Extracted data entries

-----

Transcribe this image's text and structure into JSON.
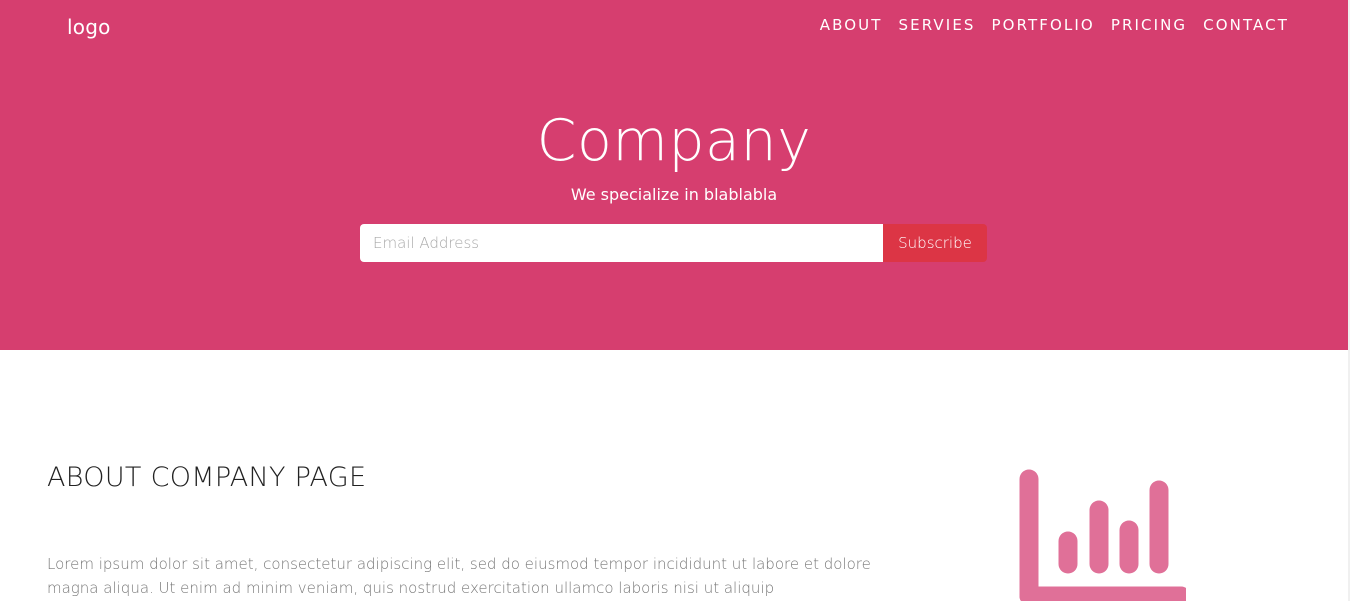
{
  "header": {
    "logo": "logo",
    "nav": [
      "ABOUT",
      "SERVIES",
      "PORTFOLIO",
      "PRICING",
      "CONTACT"
    ]
  },
  "hero": {
    "title": "Company",
    "subtitle": "We specialize in blablabla",
    "email_placeholder": "Email Address",
    "subscribe_label": "Subscribe"
  },
  "about": {
    "title": "ABOUT COMPANY PAGE",
    "text": "Lorem ipsum dolor sit amet, consectetur adipiscing elit, sed do eiusmod tempor incididunt ut labore et dolore magna aliqua. Ut enim ad minim veniam, quis nostrud exercitation ullamco laboris nisi ut aliquip"
  },
  "icons": {
    "about_icon": "bar-chart-icon"
  },
  "colors": {
    "hero_bg": "#d63e6f",
    "subscribe_bg": "#dc3545",
    "icon_color": "#e07098"
  }
}
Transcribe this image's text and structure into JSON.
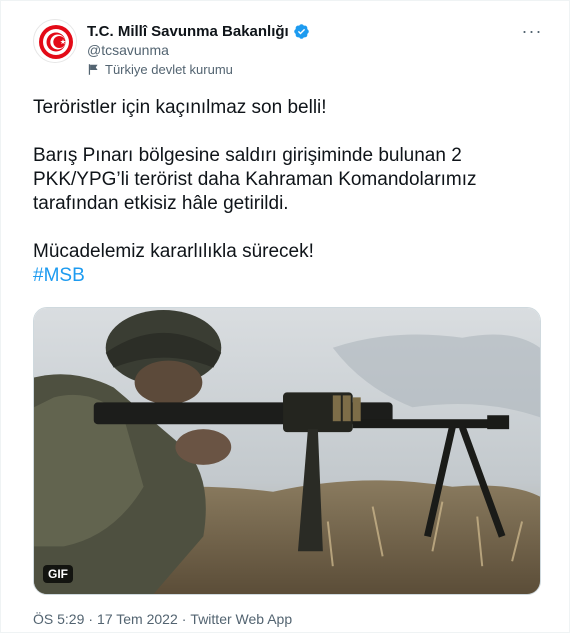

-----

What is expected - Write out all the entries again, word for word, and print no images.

Task response -
Transcribe this image's text and structure into JSON.
{
  "header": {
    "logo": "logo",
    "nav": [
      "ABOUT",
      "SERVIES",
      "PORTFOLIO",
      "PRICING",
      "CONTACT"
    ]
  },
  "hero": {
    "title": "Company",
    "subtitle": "We specialize in blablabla",
    "email_placeholder": "Email Address",
    "subscribe_label": "Subscribe"
  },
  "about": {
    "title": "ABOUT COMPANY PAGE",
    "text": "Lorem ipsum dolor sit amet, consectetur adipiscing elit, sed do eiusmod tempor incididunt ut labore et dolore magna aliqua. Ut enim ad minim veniam, quis nostrud exercitation ullamco laboris nisi ut aliquip"
  },
  "icons": {
    "about_icon": "bar-chart-icon"
  },
  "colors": {
    "hero_bg": "#d63e6f",
    "subscribe_bg": "#dc3545",
    "icon_color": "#e07098"
  }
}
Transcribe this image's text and structure into JSON.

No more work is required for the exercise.